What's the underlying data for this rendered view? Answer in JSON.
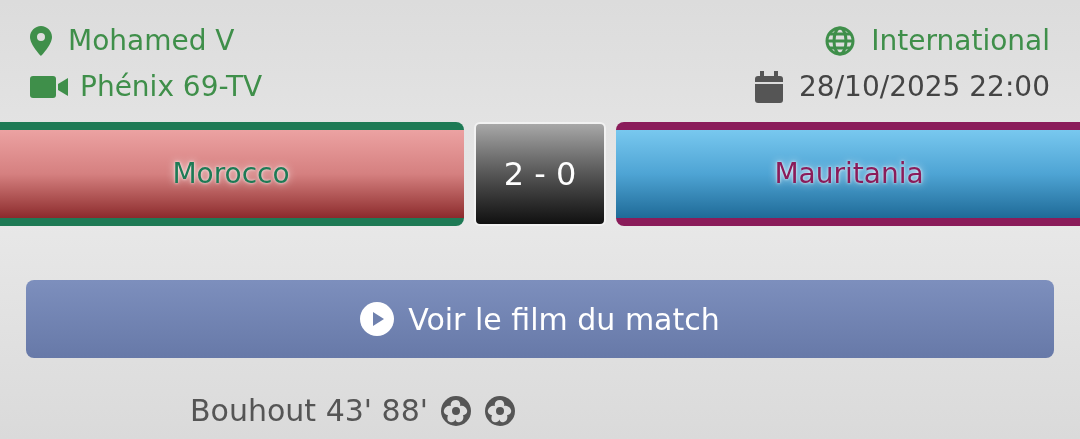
{
  "venue": {
    "stadium": "Mohamed V",
    "broadcaster": "Phénix 69-TV",
    "competition": "International",
    "datetime": "28/10/2025 22:00"
  },
  "teams": [
    {
      "name": "Morocco",
      "color": "#1e7a55"
    },
    {
      "name": "Mauritania",
      "color": "#8a1c5a"
    }
  ],
  "score": "2 - 0",
  "video_button": {
    "label": "Voir le film du match"
  },
  "scorers": [
    {
      "text": "Bouhout 43' 88'",
      "goals": [
        {
          "kind": "ball"
        },
        {
          "kind": "ball"
        }
      ]
    }
  ]
}
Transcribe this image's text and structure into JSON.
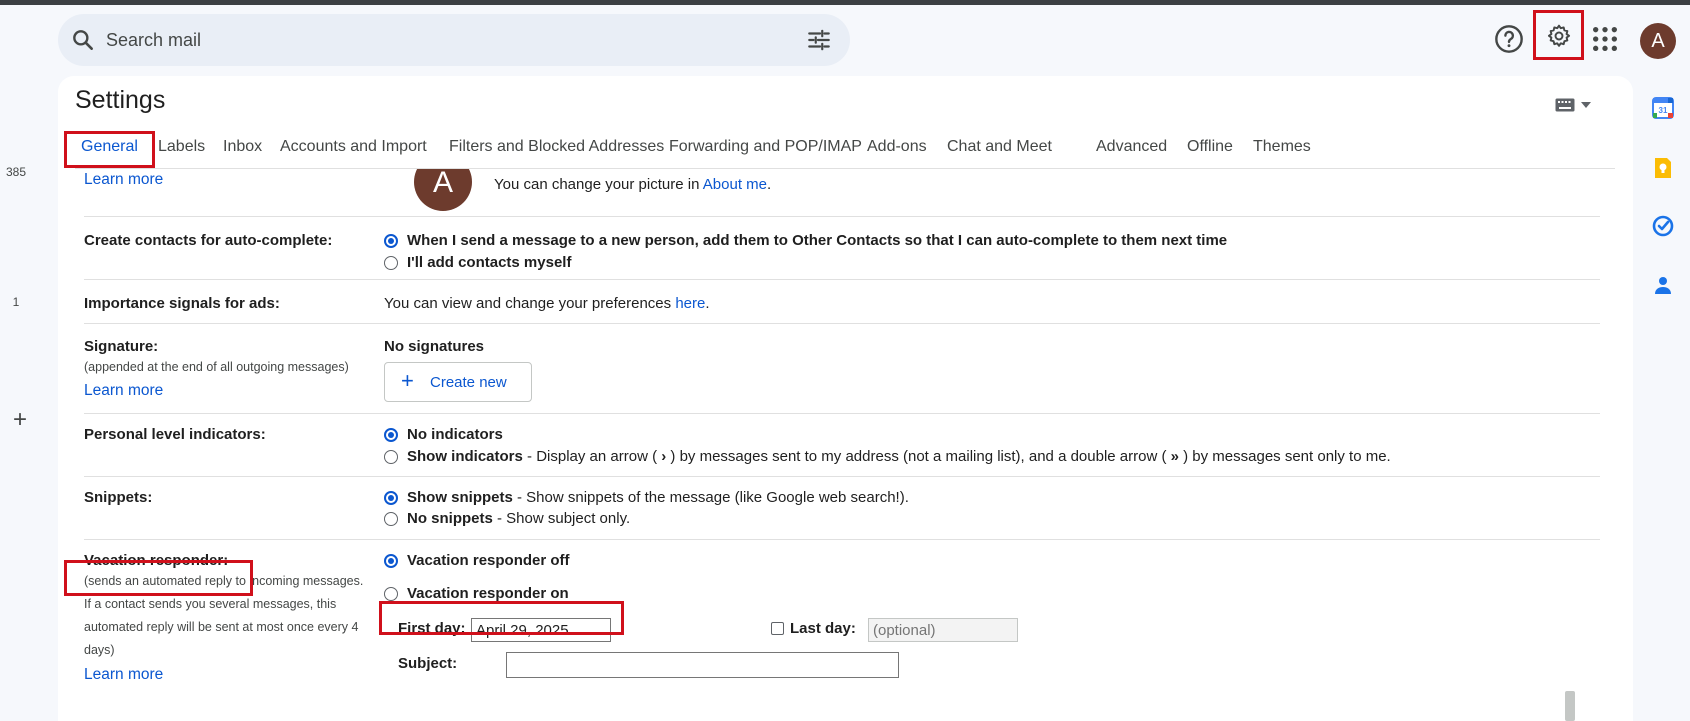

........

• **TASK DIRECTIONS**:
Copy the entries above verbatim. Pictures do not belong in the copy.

• **YOUR SOLUTION**:
What's the underlying data for this rendered view? Answer in JSON.
{
  "venue": {
    "stadium": "Mohamed V",
    "broadcaster": "Phénix 69-TV",
    "competition": "International",
    "datetime": "28/10/2025 22:00"
  },
  "teams": [
    {
      "name": "Morocco",
      "color": "#1e7a55"
    },
    {
      "name": "Mauritania",
      "color": "#8a1c5a"
    }
  ],
  "score": "2 - 0",
  "video_button": {
    "label": "Voir le film du match"
  },
  "scorers": [
    {
      "text": "Bouhout 43' 88'",
      "goals": [
        {
          "kind": "ball"
        },
        {
          "kind": "ball"
        }
      ]
    }
  ]
}
Transcribe this image's text and structure into JSON.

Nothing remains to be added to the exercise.